Knowing the best way to respond in a situation and actually doing it, especially when hurried or stressed, is a challenge for us all. Changing a default response means you are changing a habit. Our brains were created with the plasticity required to make such alterations, but a transformation requires more than knowledge and desire. Practice is necessary.
For the IDEAL response to be relevant and effective, you must take action on your own behavior BEFORE taking action on the behavior of your children. We parents tend to be too easy on ourselves. Sometimes the truth is painful and difficult to receive. We expect our children to become kind by yelling at them to stop hitting their siblings. Or we expect them to be respectful by harshly demanding respect or obedience. If you will apply the “do-over” to yourself first, you will be amazed at how profoundly effective the IDEAL response is with your children. (For more information about the IDEAL response, click here.)
Here are your instructions and sample script:
Begin today to make the “do-over” a habit in your own life at home. Many times we don’t realize how unkindly or harshly we communicate with our children. I used to pretend I had a recording device in my pocket to try to give some accountability to the way I spoke to my children throughout the day.
Most days for homeschool families are full and often hectic. Misbehavior might catch Mom off guard because of the goals she is trying to accomplish and the many variables that can disrupt the pathway to those goals. Impatience and frustration are common reactions.
The way to interfere with those default reactions is to begin the “do-over” for yourself.
“SHUT THE DOOR!” exclaims Mom.
Remembering the IDEAL, she immediately adds, “I’m sorry. I said that very harshly. I’ll try it again more kindly, “Shut the door quickly, please.” Her re-do is said calmly, but with a gentle firmness that must be obeyed.
“GET OFF THE COMPUTER AND PUT YOUR LAUNDRY AWAY NOW!”
Re-do: “Oops, I’m sorry. I was yelling at you, and that wasn’t respectful. Would you forgive me? I’ll try a re-do now. I couldn’t get your attention because you are playing on the computer. Since this is the time you are allowed to play, I’m sorry to interrupt you. Did you forget to put away the clean laundry you folded? Your baby sister is pulling the stacks of clothes off of your bed, and laundry is strewn all over the floor of your bedroom. You need to stop now, though I know it’s frustrating, and go put your laundry away. I’ll give you a few extra minutes of play time if you go quickly and get the job done.”
Wrong responses aren’t always loud responses.
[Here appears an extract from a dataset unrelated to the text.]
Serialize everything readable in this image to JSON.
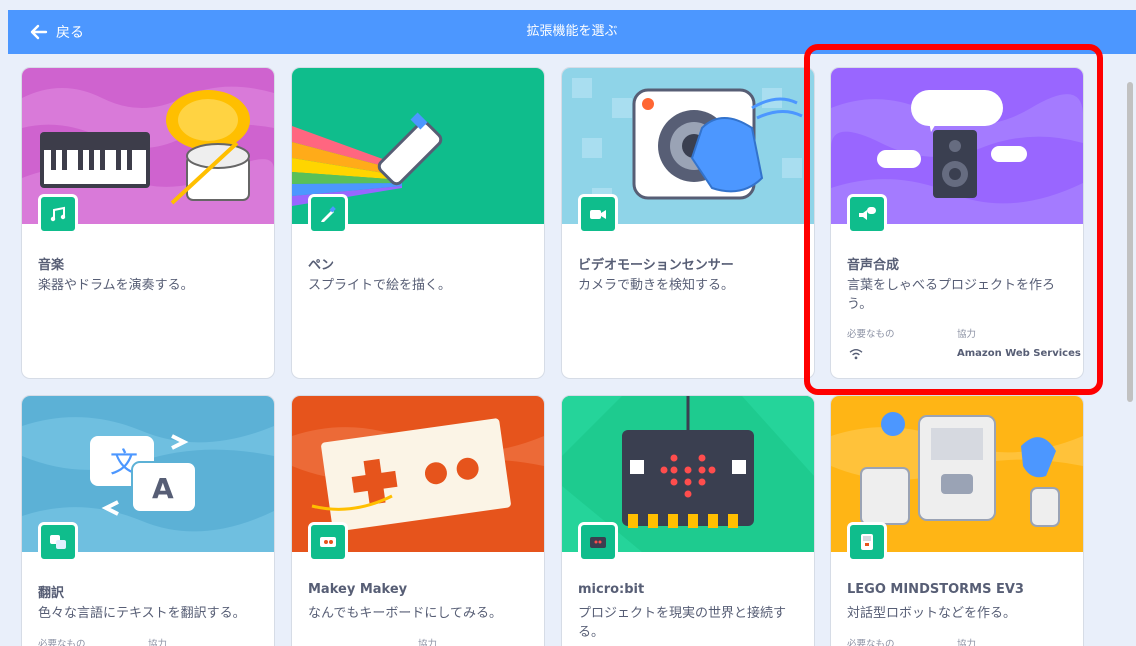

The quiet, but seething, “Well, what do you expect when you don’t put your papers away after lesson time?” or “Your room looks like a pig sty.” These responses do not show respect to your child.
The re-do might be worded instead with, “Oh, I’m sorry the dog made a mess of your papers on the floor. Let’s see what we can salvage and figure out how to keep your school things off the floor.” or “After supper tonight, we are going to take some of your play time to organize in your room. It shouldn’t take long, and if we work hard together, you will still have some free time before bed.”
- When you are unkind, disrespectful, or harsh to your child, he notices.
- When his misbehavior controls your emotions, he sees that he can control you.
- When you apologize for what you said and ask for a re-do, offering it immediately, your child sees that you are consistent in your demands upon him. In other words, it’s not a “do as I say and not as I do” scenario.
Start using the re-do in your own behavior this week. You will begin to see transformation take place in your home. If you would like more information about the IDEAL response and REST approach, click here.